ABOUT THIS TASK
Your answer must be an exact copy of the records below, with every picture left out.

MATERIAL SUPPLIED
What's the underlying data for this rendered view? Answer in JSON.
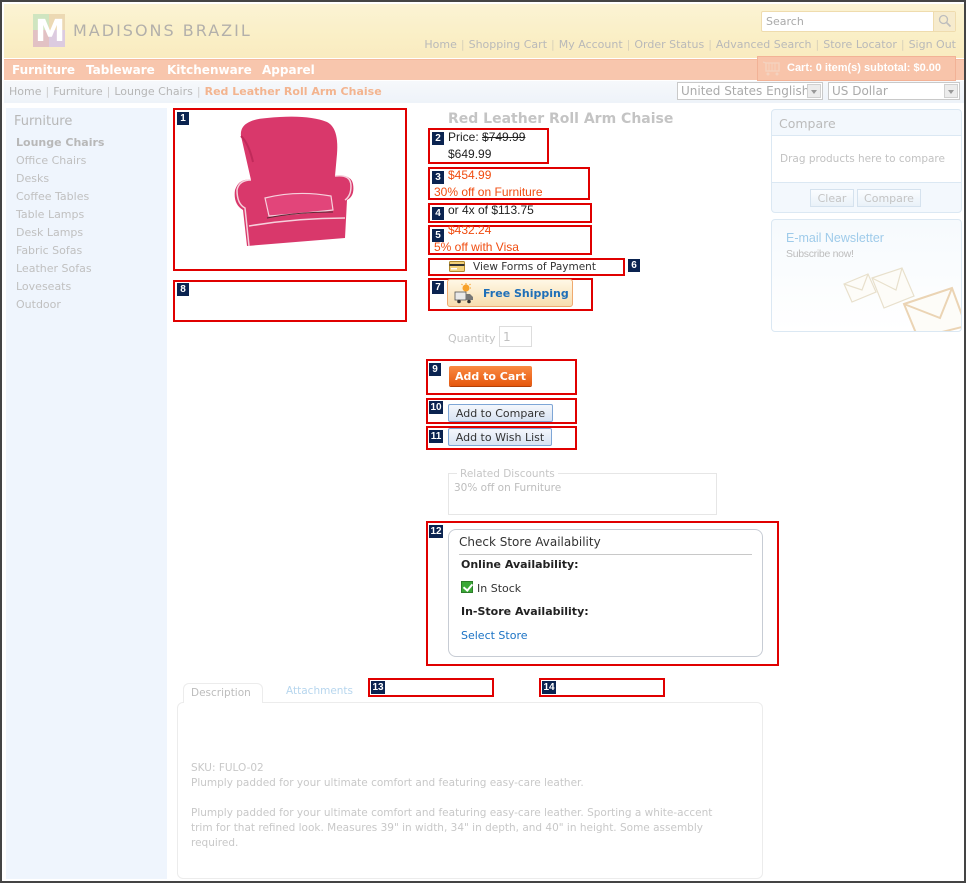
{
  "header": {
    "brand": "MADISONS BRAZIL",
    "search_placeholder": "Search",
    "top_links": [
      "Home",
      "Shopping Cart",
      "My Account",
      "Order Status",
      "Advanced Search",
      "Store Locator",
      "Sign Out"
    ]
  },
  "nav": {
    "categories": [
      "Furniture",
      "Tableware",
      "Kitchenware",
      "Apparel"
    ],
    "cart_summary": "Cart: 0 item(s) subtotal: $0.00"
  },
  "breadcrumb": {
    "items": [
      "Home",
      "Furniture",
      "Lounge Chairs"
    ],
    "current": "Red Leather Roll Arm Chaise"
  },
  "locale": {
    "language": "United States English",
    "currency": "US Dollar"
  },
  "sidebar": {
    "title": "Furniture",
    "items": [
      {
        "label": "Lounge Chairs",
        "active": true
      },
      {
        "label": "Office Chairs"
      },
      {
        "label": "Desks"
      },
      {
        "label": "Coffee Tables"
      },
      {
        "label": "Table Lamps"
      },
      {
        "label": "Desk Lamps"
      },
      {
        "label": "Fabric Sofas"
      },
      {
        "label": "Leather Sofas"
      },
      {
        "label": "Loveseats"
      },
      {
        "label": "Outdoor"
      }
    ]
  },
  "product": {
    "title": "Red Leather Roll Arm Chaise",
    "price_label": "Price:",
    "list_price": "$749.99",
    "offer_price": "$649.99",
    "promo_price": "$454.99",
    "promo_text": "30% off on Furniture",
    "installments": "or 4x of $113.75",
    "visa_price": "$432.24",
    "visa_text": "5% off with Visa",
    "payment_link": "View Forms of Payment",
    "free_shipping": "Free Shipping",
    "quantity_label": "Quantity",
    "quantity_value": "1",
    "add_to_cart": "Add to Cart",
    "add_to_compare": "Add to Compare",
    "add_to_wishlist": "Add to Wish List",
    "related_discounts": {
      "legend": "Related Discounts",
      "text": "30% off on Furniture"
    }
  },
  "availability": {
    "title": "Check Store Availability",
    "online_label": "Online Availability:",
    "online_status": "In Stock",
    "instore_label": "In-Store Availability:",
    "select_store": "Select Store"
  },
  "compare": {
    "title": "Compare",
    "hint": "Drag products here to compare",
    "clear": "Clear",
    "compare": "Compare"
  },
  "newsletter": {
    "title": "E-mail Newsletter",
    "subtitle": "Subscribe now!"
  },
  "tabs": {
    "items": [
      "Description",
      "Attachments"
    ],
    "sku": "SKU: FULO-02",
    "short_description": "Plumply padded for your ultimate comfort and featuring easy-care leather.",
    "long_description": [
      "Plumply padded for your ultimate comfort and featuring easy-care leather. Sporting a white-accent",
      "trim for that refined look. Measures 39\" in width, 34\" in depth, and 40\" in height. Some assembly",
      "required."
    ]
  },
  "annotations": [
    "1",
    "2",
    "3",
    "4",
    "5",
    "6",
    "7",
    "8",
    "9",
    "10",
    "11",
    "12",
    "13",
    "14"
  ],
  "colors": {
    "accent_orange": "#f04c10",
    "nav_bar": "#f8c6ad",
    "annotation_red": "#e00000",
    "badge_navy": "#0a2350",
    "link_blue": "#1a72c4"
  }
}
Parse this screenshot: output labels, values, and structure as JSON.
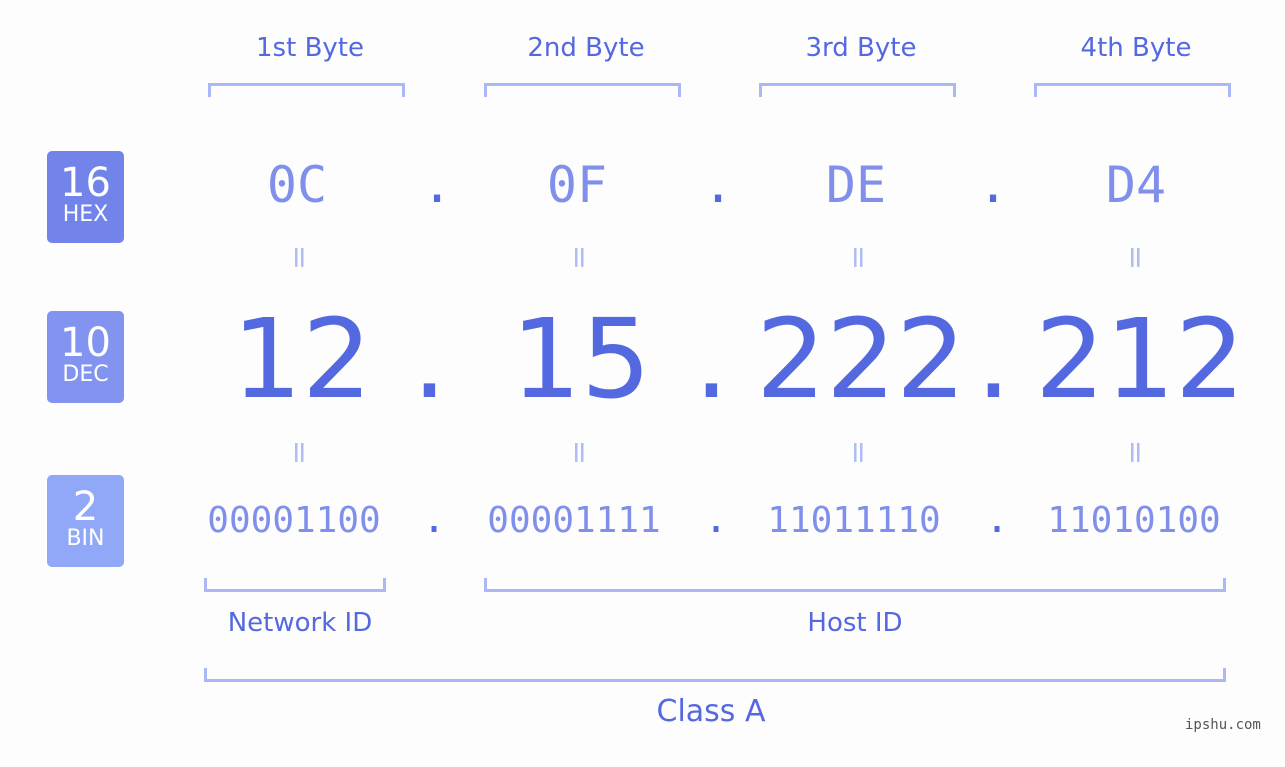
{
  "bytes": [
    {
      "label": "1st Byte",
      "hex": "0C",
      "dec": "12",
      "bin": "00001100"
    },
    {
      "label": "2nd Byte",
      "hex": "0F",
      "dec": "15",
      "bin": "00001111"
    },
    {
      "label": "3rd Byte",
      "hex": "DE",
      "dec": "222",
      "bin": "11011110"
    },
    {
      "label": "4th Byte",
      "hex": "D4",
      "dec": "212",
      "bin": "11010100"
    }
  ],
  "badges": {
    "hex": {
      "num": "16",
      "label": "HEX",
      "color": "#7283ea"
    },
    "dec": {
      "num": "10",
      "label": "DEC",
      "color": "#8293f0"
    },
    "bin": {
      "num": "2",
      "label": "BIN",
      "color": "#91a8f8"
    }
  },
  "separator": ".",
  "equals": "=",
  "network_id_label": "Network ID",
  "host_id_label": "Host ID",
  "class_label": "Class A",
  "brand": "ipshu.com"
}
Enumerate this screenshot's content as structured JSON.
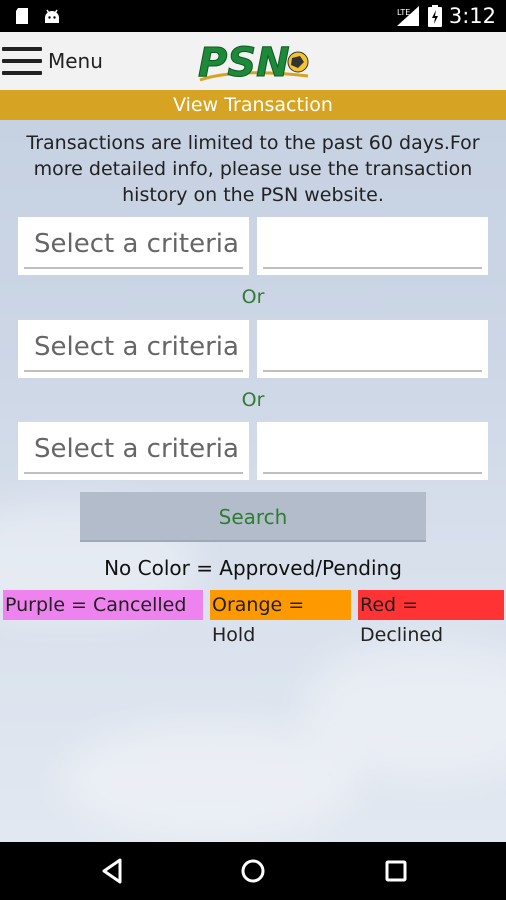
{
  "status_bar": {
    "time": "3:12",
    "network": "LTE",
    "left_icons": [
      "sd-card-icon",
      "android-icon"
    ]
  },
  "header": {
    "menu_label": "Menu",
    "logo_text": "PSN"
  },
  "title_bar": {
    "title": "View Transaction",
    "color": "#d7a323"
  },
  "notice": {
    "text": "Transactions are limited to the past 60 days.For more detailed info, please use the transaction history on the PSN website."
  },
  "criteria_rows": [
    {
      "select_placeholder": "Select a criteria",
      "value": ""
    },
    {
      "select_placeholder": "Select a criteria",
      "value": ""
    },
    {
      "select_placeholder": "Select a criteria",
      "value": ""
    }
  ],
  "or_labels": [
    "Or",
    "Or"
  ],
  "search_button": {
    "label": "Search"
  },
  "legend": {
    "title": "No Color = Approved/Pending",
    "items": [
      {
        "label": "Purple = Cancelled",
        "color": "#ee82ee"
      },
      {
        "label": "Orange = Hold",
        "color": "#ff9900"
      },
      {
        "label": "Red = Declined",
        "color": "#ff3333"
      }
    ]
  },
  "nav_bar": {
    "icons": [
      "back-icon",
      "home-icon",
      "recents-icon"
    ]
  }
}
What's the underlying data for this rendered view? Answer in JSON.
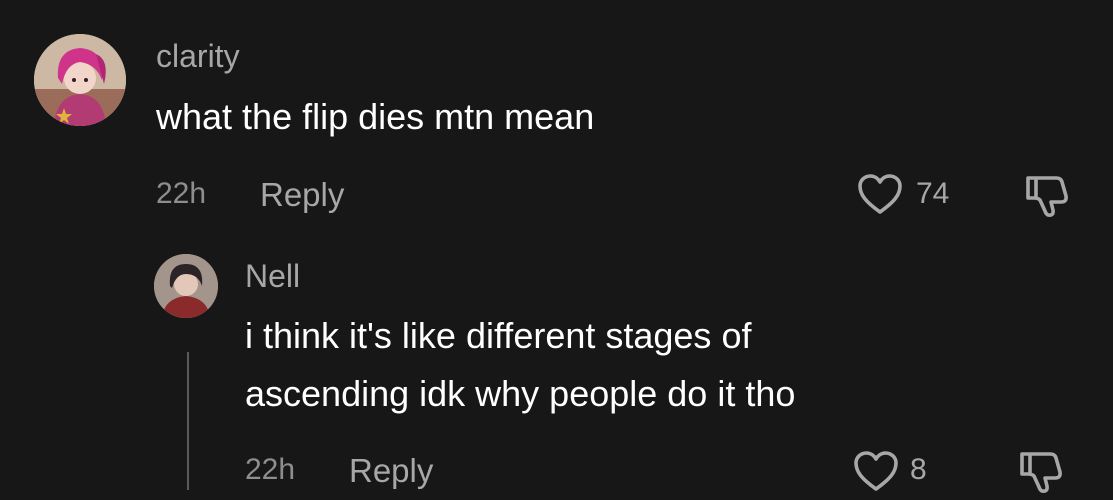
{
  "comments": [
    {
      "username": "clarity",
      "text": "what the flip dies mtn mean",
      "time": "22h",
      "reply_label": "Reply",
      "likes": "74",
      "avatar_icon": "avatar-pink-hair",
      "accent": "#c0337a"
    },
    {
      "username": "Nell",
      "text_lines": [
        "i think it's like different stages of",
        "ascending idk why people do it tho"
      ],
      "time": "22h",
      "reply_label": "Reply",
      "likes": "8",
      "avatar_icon": "avatar-dark-hair",
      "accent": "#8a2a2a"
    }
  ],
  "icons": {
    "like": "heart-outline-icon",
    "dislike": "thumbs-down-icon"
  },
  "colors": {
    "background": "#171717",
    "primary_text": "#ffffff",
    "secondary_text": "#a7a7a7"
  }
}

WRITTEN REPLY
What's the underlying data for this rendered view? Answer in JSON.
{
  "header": {
    "brand": "MADISONS BRAZIL",
    "search_placeholder": "Search",
    "top_links": [
      "Home",
      "Shopping Cart",
      "My Account",
      "Order Status",
      "Advanced Search",
      "Store Locator",
      "Sign Out"
    ]
  },
  "nav": {
    "categories": [
      "Furniture",
      "Tableware",
      "Kitchenware",
      "Apparel"
    ],
    "cart_summary": "Cart: 0 item(s) subtotal: $0.00"
  },
  "breadcrumb": {
    "items": [
      "Home",
      "Furniture",
      "Lounge Chairs"
    ],
    "current": "Red Leather Roll Arm Chaise"
  },
  "locale": {
    "language": "United States English",
    "currency": "US Dollar"
  },
  "sidebar": {
    "title": "Furniture",
    "items": [
      {
        "label": "Lounge Chairs",
        "active": true
      },
      {
        "label": "Office Chairs"
      },
      {
        "label": "Desks"
      },
      {
        "label": "Coffee Tables"
      },
      {
        "label": "Table Lamps"
      },
      {
        "label": "Desk Lamps"
      },
      {
        "label": "Fabric Sofas"
      },
      {
        "label": "Leather Sofas"
      },
      {
        "label": "Loveseats"
      },
      {
        "label": "Outdoor"
      }
    ]
  },
  "product": {
    "title": "Red Leather Roll Arm Chaise",
    "price_label": "Price:",
    "list_price": "$749.99",
    "offer_price": "$649.99",
    "promo_price": "$454.99",
    "promo_text": "30% off on Furniture",
    "installments": "or 4x of $113.75",
    "visa_price": "$432.24",
    "visa_text": "5% off with Visa",
    "payment_link": "View Forms of Payment",
    "free_shipping": "Free Shipping",
    "quantity_label": "Quantity",
    "quantity_value": "1",
    "add_to_cart": "Add to Cart",
    "add_to_compare": "Add to Compare",
    "add_to_wishlist": "Add to Wish List",
    "related_discounts": {
      "legend": "Related Discounts",
      "text": "30% off on Furniture"
    }
  },
  "availability": {
    "title": "Check Store Availability",
    "online_label": "Online Availability:",
    "online_status": "In Stock",
    "instore_label": "In-Store Availability:",
    "select_store": "Select Store"
  },
  "compare": {
    "title": "Compare",
    "hint": "Drag products here to compare",
    "clear": "Clear",
    "compare": "Compare"
  },
  "newsletter": {
    "title": "E-mail Newsletter",
    "subtitle": "Subscribe now!"
  },
  "tabs": {
    "items": [
      "Description",
      "Attachments"
    ],
    "sku": "SKU: FULO-02",
    "short_description": "Plumply padded for your ultimate comfort and featuring easy-care leather.",
    "long_description": [
      "Plumply padded for your ultimate comfort and featuring easy-care leather. Sporting a white-accent",
      "trim for that refined look. Measures 39\" in width, 34\" in depth, and 40\" in height. Some assembly",
      "required."
    ]
  },
  "annotations": [
    "1",
    "2",
    "3",
    "4",
    "5",
    "6",
    "7",
    "8",
    "9",
    "10",
    "11",
    "12",
    "13",
    "14"
  ],
  "colors": {
    "accent_orange": "#f04c10",
    "nav_bar": "#f8c6ad",
    "annotation_red": "#e00000",
    "badge_navy": "#0a2350",
    "link_blue": "#1a72c4"
  }
}
Parse this screenshot: output labels, values, and structure as JSON.
{
  "bytes": [
    {
      "label": "1st Byte",
      "hex": "0C",
      "dec": "12",
      "bin": "00001100"
    },
    {
      "label": "2nd Byte",
      "hex": "0F",
      "dec": "15",
      "bin": "00001111"
    },
    {
      "label": "3rd Byte",
      "hex": "DE",
      "dec": "222",
      "bin": "11011110"
    },
    {
      "label": "4th Byte",
      "hex": "D4",
      "dec": "212",
      "bin": "11010100"
    }
  ],
  "badges": {
    "hex": {
      "num": "16",
      "label": "HEX",
      "color": "#7283ea"
    },
    "dec": {
      "num": "10",
      "label": "DEC",
      "color": "#8293f0"
    },
    "bin": {
      "num": "2",
      "label": "BIN",
      "color": "#91a8f8"
    }
  },
  "separator": ".",
  "equals": "=",
  "network_id_label": "Network ID",
  "host_id_label": "Host ID",
  "class_label": "Class A",
  "brand": "ipshu.com"
}
Enumerate this screenshot's content as structured JSON.
{
  "status_bar": {
    "time": "3:12",
    "network": "LTE",
    "left_icons": [
      "sd-card-icon",
      "android-icon"
    ]
  },
  "header": {
    "menu_label": "Menu",
    "logo_text": "PSN"
  },
  "title_bar": {
    "title": "View Transaction",
    "color": "#d7a323"
  },
  "notice": {
    "text": "Transactions are limited to the past 60 days.For more detailed info, please use the transaction history on the PSN website."
  },
  "criteria_rows": [
    {
      "select_placeholder": "Select a criteria",
      "value": ""
    },
    {
      "select_placeholder": "Select a criteria",
      "value": ""
    },
    {
      "select_placeholder": "Select a criteria",
      "value": ""
    }
  ],
  "or_labels": [
    "Or",
    "Or"
  ],
  "search_button": {
    "label": "Search"
  },
  "legend": {
    "title": "No Color = Approved/Pending",
    "items": [
      {
        "label": "Purple = Cancelled",
        "color": "#ee82ee"
      },
      {
        "label": "Orange = Hold",
        "color": "#ff9900"
      },
      {
        "label": "Red = Declined",
        "color": "#ff3333"
      }
    ]
  },
  "nav_bar": {
    "icons": [
      "back-icon",
      "home-icon",
      "recents-icon"
    ]
  }
}
What's the underlying data for this rendered view? Answer in JSON.
{
  "comments": [
    {
      "username": "clarity",
      "text": "what the flip dies mtn mean",
      "time": "22h",
      "reply_label": "Reply",
      "likes": "74",
      "avatar_icon": "avatar-pink-hair",
      "accent": "#c0337a"
    },
    {
      "username": "Nell",
      "text_lines": [
        "i think it's like different stages of",
        "ascending idk why people do it tho"
      ],
      "time": "22h",
      "reply_label": "Reply",
      "likes": "8",
      "avatar_icon": "avatar-dark-hair",
      "accent": "#8a2a2a"
    }
  ],
  "icons": {
    "like": "heart-outline-icon",
    "dislike": "thumbs-down-icon"
  },
  "colors": {
    "background": "#171717",
    "primary_text": "#ffffff",
    "secondary_text": "#a7a7a7"
  }
}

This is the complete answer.